The social media campaign your social media campaign could smell like
Consumer goods giant Procter and Gamble achieved huge success with its recent Old Spice social media campaign. David Holt looks at what other businesses can learn.
In all, 183 personalised YouTube videos  were uploaded by Old Spice's advertising agency Wieden and Kennedy over the space of three days. These videos, along with new viewers looking at the original advert have now clocked up an amazing additional 47 million views. The Old Spice YouTube channel is heading for 100 million views.
The smell of success
There is no doubt this campaign has been a runaway success in terms of attracting attention and interaction with the Old Spice brand. This campaign had an initial surprise element to it; no-one who posted a `generic' tweet in support of the Old Spice television advert would have expected a personalised YouTube video response from the Old Spice Man himself.

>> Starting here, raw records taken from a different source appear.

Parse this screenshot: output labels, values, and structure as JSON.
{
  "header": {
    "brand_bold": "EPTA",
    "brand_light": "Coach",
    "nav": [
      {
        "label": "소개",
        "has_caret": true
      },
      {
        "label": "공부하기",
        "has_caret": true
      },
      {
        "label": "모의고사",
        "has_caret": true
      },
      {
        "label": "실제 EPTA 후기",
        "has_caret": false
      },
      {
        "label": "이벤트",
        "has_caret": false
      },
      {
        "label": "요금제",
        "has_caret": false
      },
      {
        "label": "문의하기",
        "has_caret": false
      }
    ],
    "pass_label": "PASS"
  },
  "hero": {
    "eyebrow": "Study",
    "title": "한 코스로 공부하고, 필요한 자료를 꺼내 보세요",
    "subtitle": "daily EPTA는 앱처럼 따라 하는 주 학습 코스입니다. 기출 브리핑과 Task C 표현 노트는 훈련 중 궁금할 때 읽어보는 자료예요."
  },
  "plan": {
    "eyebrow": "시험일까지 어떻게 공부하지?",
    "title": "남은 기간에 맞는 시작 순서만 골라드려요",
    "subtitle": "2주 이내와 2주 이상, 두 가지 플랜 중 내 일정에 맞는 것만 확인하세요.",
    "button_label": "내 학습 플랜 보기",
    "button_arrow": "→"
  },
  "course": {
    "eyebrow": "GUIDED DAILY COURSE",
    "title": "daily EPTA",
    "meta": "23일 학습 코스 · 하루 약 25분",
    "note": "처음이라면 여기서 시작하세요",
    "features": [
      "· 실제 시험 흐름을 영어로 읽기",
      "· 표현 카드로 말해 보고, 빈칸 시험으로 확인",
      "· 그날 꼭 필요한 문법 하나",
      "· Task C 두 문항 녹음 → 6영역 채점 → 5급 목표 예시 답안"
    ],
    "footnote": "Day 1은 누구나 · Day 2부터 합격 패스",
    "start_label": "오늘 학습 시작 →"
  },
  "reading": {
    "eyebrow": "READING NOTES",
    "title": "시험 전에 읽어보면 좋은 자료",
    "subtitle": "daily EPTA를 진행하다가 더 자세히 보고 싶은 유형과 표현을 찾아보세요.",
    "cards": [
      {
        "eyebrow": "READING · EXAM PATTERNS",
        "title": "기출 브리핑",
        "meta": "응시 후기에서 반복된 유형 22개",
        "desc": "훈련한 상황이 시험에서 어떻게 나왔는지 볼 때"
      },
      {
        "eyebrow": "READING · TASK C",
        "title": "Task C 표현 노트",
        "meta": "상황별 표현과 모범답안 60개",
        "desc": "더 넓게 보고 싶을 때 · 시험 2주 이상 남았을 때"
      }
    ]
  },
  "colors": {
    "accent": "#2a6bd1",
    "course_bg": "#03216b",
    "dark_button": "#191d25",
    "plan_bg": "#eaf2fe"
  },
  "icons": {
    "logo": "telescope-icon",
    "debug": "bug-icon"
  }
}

This sparked off the buzz and excitement across the social media channels. What was the Old Spice Man going to do next? The very clever part was composing a new YouTube video response to within minutes of incoming tweets - and to keep this momentum up for 183 videos over three days. Wieden and Kennedy were delivering television quality adverts with very funny personalised scripts using a famous celebrity within minutes.
I'm sure most businesses would like the budget to be able to show their adverts during the American Super Bowl and to pay for a top celebrity, film crew, and script-writing team for three full days. Not every business will have a front-man like Isaiah Mustafa. Not every brand will want to use humour in this way. What we can learn and capitalise on is the way Old Spice has approached social media.
They planned this exercise meticulously. They knew what they wanted to achieve. Poor planning and slow response to audience interaction is the downfall of many social media campaigns. Old Spice integrated the main social media channels successfully - Twitter, Facebook, and YouTube were all deployed. You saw the tweet, wanted to look at the YouTube video and then sign up on the Old Spice Facebook page. The most important factor of this campaign was that they monitored and listened to their social media traffic and responded in a way that delighted and amused their audience.
No business has to adopt a gimmicky approach to attract its target audience. The aim is to build a sustainable community where all parties engage in useful, productive dialogue. First step is to define your target audience and begin to locate them online. Which groups do they join? Which social media channels do they use? What are the keywords for your business? Researching the search terms most relevant to your business is the key to accurate online monitoring. Begin to listen to the conversations, the topics that are being talked about. Establish how you can engage with your audience. Monitoring the social media traffic through `noise' monitoring tools will show you what's being said about you and other companies, who are the `top talkers', what are the emerging and hot topics.
Many businesses take a scattergun approach to social media, bursting in every now and then. But if you monitor effectively, identify opportunities to contribute and add something useful to the debate, you will start to gain a following and build that community.
This is the essence of the Old Spice campaign. They took a proactive stance with social media by monitoring their audience, identifying opportunities to engage - and then adding something of real entertainment value: a personalised YouTube video. Your business can follow this model, perhaps you won't reach the 100 million YouTube downloads which Old Spice will achieve, but you will certainly build your own community online to drive engagement.